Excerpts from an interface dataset
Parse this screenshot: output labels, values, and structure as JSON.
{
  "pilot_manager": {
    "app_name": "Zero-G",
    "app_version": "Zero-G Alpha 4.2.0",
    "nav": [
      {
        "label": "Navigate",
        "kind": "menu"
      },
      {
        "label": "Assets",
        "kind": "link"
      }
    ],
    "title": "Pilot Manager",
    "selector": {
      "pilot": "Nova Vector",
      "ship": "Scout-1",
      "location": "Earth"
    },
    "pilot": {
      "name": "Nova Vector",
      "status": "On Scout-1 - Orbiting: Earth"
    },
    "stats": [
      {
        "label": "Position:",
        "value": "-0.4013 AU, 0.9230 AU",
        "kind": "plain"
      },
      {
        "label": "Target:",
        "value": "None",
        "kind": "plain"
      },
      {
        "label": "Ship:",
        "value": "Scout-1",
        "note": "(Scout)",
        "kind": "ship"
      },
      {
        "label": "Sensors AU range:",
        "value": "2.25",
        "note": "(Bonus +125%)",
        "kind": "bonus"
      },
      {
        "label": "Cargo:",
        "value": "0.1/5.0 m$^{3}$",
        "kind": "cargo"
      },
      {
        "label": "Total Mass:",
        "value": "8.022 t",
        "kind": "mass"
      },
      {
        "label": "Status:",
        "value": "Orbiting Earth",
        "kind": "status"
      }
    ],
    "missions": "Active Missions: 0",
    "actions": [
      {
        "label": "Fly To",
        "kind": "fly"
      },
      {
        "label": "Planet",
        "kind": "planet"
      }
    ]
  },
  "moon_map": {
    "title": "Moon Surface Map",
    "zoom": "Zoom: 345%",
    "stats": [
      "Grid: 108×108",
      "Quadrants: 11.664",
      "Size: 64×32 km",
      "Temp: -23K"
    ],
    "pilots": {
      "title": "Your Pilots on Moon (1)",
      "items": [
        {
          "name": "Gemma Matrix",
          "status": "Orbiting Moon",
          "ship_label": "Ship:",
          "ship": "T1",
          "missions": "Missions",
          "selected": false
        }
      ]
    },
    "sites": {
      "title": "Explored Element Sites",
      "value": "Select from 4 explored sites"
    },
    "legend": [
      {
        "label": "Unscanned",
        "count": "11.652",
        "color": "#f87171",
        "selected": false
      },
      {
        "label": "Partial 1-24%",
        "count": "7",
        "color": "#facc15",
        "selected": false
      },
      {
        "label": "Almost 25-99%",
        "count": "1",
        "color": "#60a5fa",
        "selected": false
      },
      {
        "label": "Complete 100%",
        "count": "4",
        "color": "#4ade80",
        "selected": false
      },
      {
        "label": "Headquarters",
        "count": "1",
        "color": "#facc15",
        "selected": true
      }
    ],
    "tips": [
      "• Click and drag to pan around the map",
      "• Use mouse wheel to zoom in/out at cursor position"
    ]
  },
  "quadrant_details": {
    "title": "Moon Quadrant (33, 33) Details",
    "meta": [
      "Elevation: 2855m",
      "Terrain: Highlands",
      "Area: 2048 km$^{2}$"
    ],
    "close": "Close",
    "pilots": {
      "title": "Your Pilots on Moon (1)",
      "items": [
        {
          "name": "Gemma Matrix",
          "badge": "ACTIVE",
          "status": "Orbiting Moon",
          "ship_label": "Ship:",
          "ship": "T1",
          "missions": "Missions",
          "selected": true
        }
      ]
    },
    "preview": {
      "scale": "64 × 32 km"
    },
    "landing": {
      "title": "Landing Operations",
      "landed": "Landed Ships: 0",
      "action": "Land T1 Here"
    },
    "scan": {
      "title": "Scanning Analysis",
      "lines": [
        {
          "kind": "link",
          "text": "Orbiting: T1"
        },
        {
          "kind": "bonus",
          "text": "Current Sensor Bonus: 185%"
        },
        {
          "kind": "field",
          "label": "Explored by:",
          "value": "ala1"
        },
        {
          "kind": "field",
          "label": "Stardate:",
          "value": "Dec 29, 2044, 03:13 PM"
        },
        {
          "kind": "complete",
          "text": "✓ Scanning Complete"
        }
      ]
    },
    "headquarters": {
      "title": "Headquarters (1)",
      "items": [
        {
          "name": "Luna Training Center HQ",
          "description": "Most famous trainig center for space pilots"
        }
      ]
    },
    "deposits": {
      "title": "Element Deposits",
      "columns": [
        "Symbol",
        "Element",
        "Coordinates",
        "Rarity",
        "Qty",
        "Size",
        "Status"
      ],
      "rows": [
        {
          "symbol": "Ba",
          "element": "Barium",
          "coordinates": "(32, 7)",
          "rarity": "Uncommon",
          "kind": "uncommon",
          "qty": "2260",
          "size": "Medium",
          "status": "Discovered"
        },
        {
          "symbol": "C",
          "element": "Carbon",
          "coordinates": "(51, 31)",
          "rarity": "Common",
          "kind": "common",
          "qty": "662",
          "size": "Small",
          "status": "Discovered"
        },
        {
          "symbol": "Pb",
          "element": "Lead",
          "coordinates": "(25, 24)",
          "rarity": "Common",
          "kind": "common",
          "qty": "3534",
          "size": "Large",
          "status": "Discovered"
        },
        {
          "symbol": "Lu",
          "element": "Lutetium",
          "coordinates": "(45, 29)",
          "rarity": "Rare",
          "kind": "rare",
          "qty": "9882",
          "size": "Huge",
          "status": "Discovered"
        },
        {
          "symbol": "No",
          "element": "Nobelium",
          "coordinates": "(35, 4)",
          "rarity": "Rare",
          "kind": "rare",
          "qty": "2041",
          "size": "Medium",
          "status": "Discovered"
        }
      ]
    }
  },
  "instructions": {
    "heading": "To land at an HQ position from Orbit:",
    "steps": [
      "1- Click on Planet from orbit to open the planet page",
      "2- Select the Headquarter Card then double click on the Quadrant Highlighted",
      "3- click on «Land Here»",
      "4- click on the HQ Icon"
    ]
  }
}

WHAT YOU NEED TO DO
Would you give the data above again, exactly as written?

ANSWER FOR THIS EXERCISE
Parse this screenshot: output labels, values, and structure as JSON.
{
  "pilot_manager": {
    "app_name": "Zero-G",
    "app_version": "Zero-G Alpha 4.2.0",
    "nav": [
      {
        "label": "Navigate",
        "kind": "menu"
      },
      {
        "label": "Assets",
        "kind": "link"
      }
    ],
    "title": "Pilot Manager",
    "selector": {
      "pilot": "Nova Vector",
      "ship": "Scout-1",
      "location": "Earth"
    },
    "pilot": {
      "name": "Nova Vector",
      "status": "On Scout-1 - Orbiting: Earth"
    },
    "stats": [
      {
        "label": "Position:",
        "value": "-0.4013 AU, 0.9230 AU",
        "kind": "plain"
      },
      {
        "label": "Target:",
        "value": "None",
        "kind": "plain"
      },
      {
        "label": "Ship:",
        "value": "Scout-1",
        "note": "(Scout)",
        "kind": "ship"
      },
      {
        "label": "Sensors AU range:",
        "value": "2.25",
        "note": "(Bonus +125%)",
        "kind": "bonus"
      },
      {
        "label": "Cargo:",
        "value": "0.1/5.0 m$^{3}$",
        "kind": "cargo"
      },
      {
        "label": "Total Mass:",
        "value": "8.022 t",
        "kind": "mass"
      },
      {
        "label": "Status:",
        "value": "Orbiting Earth",
        "kind": "status"
      }
    ],
    "missions": "Active Missions: 0",
    "actions": [
      {
        "label": "Fly To",
        "kind": "fly"
      },
      {
        "label": "Planet",
        "kind": "planet"
      }
    ]
  },
  "moon_map": {
    "title": "Moon Surface Map",
    "zoom": "Zoom: 345%",
    "stats": [
      "Grid: 108×108",
      "Quadrants: 11.664",
      "Size: 64×32 km",
      "Temp: -23K"
    ],
    "pilots": {
      "title": "Your Pilots on Moon (1)",
      "items": [
        {
          "name": "Gemma Matrix",
          "status": "Orbiting Moon",
          "ship_label": "Ship:",
          "ship": "T1",
          "missions": "Missions",
          "selected": false
        }
      ]
    },
    "sites": {
      "title": "Explored Element Sites",
      "value": "Select from 4 explored sites"
    },
    "legend": [
      {
        "label": "Unscanned",
        "count": "11.652",
        "color": "#f87171",
        "selected": false
      },
      {
        "label": "Partial 1-24%",
        "count": "7",
        "color": "#facc15",
        "selected": false
      },
      {
        "label": "Almost 25-99%",
        "count": "1",
        "color": "#60a5fa",
        "selected": false
      },
      {
        "label": "Complete 100%",
        "count": "4",
        "color": "#4ade80",
        "selected": false
      },
      {
        "label": "Headquarters",
        "count": "1",
        "color": "#facc15",
        "selected": true
      }
    ],
    "tips": [
      "• Click and drag to pan around the map",
      "• Use mouse wheel to zoom in/out at cursor position"
    ]
  },
  "quadrant_details": {
    "title": "Moon Quadrant (33, 33) Details",
    "meta": [
      "Elevation: 2855m",
      "Terrain: Highlands",
      "Area: 2048 km$^{2}$"
    ],
    "close": "Close",
    "pilots": {
      "title": "Your Pilots on Moon (1)",
      "items": [
        {
          "name": "Gemma Matrix",
          "badge": "ACTIVE",
          "status": "Orbiting Moon",
          "ship_label": "Ship:",
          "ship": "T1",
          "missions": "Missions",
          "selected": true
        }
      ]
    },
    "preview": {
      "scale": "64 × 32 km"
    },
    "landing": {
      "title": "Landing Operations",
      "landed": "Landed Ships: 0",
      "action": "Land T1 Here"
    },
    "scan": {
      "title": "Scanning Analysis",
      "lines": [
        {
          "kind": "link",
          "text": "Orbiting: T1"
        },
        {
          "kind": "bonus",
          "text": "Current Sensor Bonus: 185%"
        },
        {
          "kind": "field",
          "label": "Explored by:",
          "value": "ala1"
        },
        {
          "kind": "field",
          "label": "Stardate:",
          "value": "Dec 29, 2044, 03:13 PM"
        },
        {
          "kind": "complete",
          "text": "✓ Scanning Complete"
        }
      ]
    },
    "headquarters": {
      "title": "Headquarters (1)",
      "items": [
        {
          "name": "Luna Training Center HQ",
          "description": "Most famous trainig center for space pilots"
        }
      ]
    },
    "deposits": {
      "title": "Element Deposits",
      "columns": [
        "Symbol",
        "Element",
        "Coordinates",
        "Rarity",
        "Qty",
        "Size",
        "Status"
      ],
      "rows": [
        {
          "symbol": "Ba",
          "element": "Barium",
          "coordinates": "(32, 7)",
          "rarity": "Uncommon",
          "kind": "uncommon",
          "qty": "2260",
          "size": "Medium",
          "status": "Discovered"
        },
        {
          "symbol": "C",
          "element": "Carbon",
          "coordinates": "(51, 31)",
          "rarity": "Common",
          "kind": "common",
          "qty": "662",
          "size": "Small",
          "status": "Discovered"
        },
        {
          "symbol": "Pb",
          "element": "Lead",
          "coordinates": "(25, 24)",
          "rarity": "Common",
          "kind": "common",
          "qty": "3534",
          "size": "Large",
          "status": "Discovered"
        },
        {
          "symbol": "Lu",
          "element": "Lutetium",
          "coordinates": "(45, 29)",
          "rarity": "Rare",
          "kind": "rare",
          "qty": "9882",
          "size": "Huge",
          "status": "Discovered"
        },
        {
          "symbol": "No",
          "element": "Nobelium",
          "coordinates": "(35, 4)",
          "rarity": "Rare",
          "kind": "rare",
          "qty": "2041",
          "size": "Medium",
          "status": "Discovered"
        }
      ]
    }
  },
  "instructions": {
    "heading": "To land at an HQ position from Orbit:",
    "steps": [
      "1- Click on Planet from orbit to open the planet page",
      "2- Select the Headquarter Card then double click on the Quadrant Highlighted",
      "3- click on «Land Here»",
      "4- click on the HQ Icon"
    ]
  }
}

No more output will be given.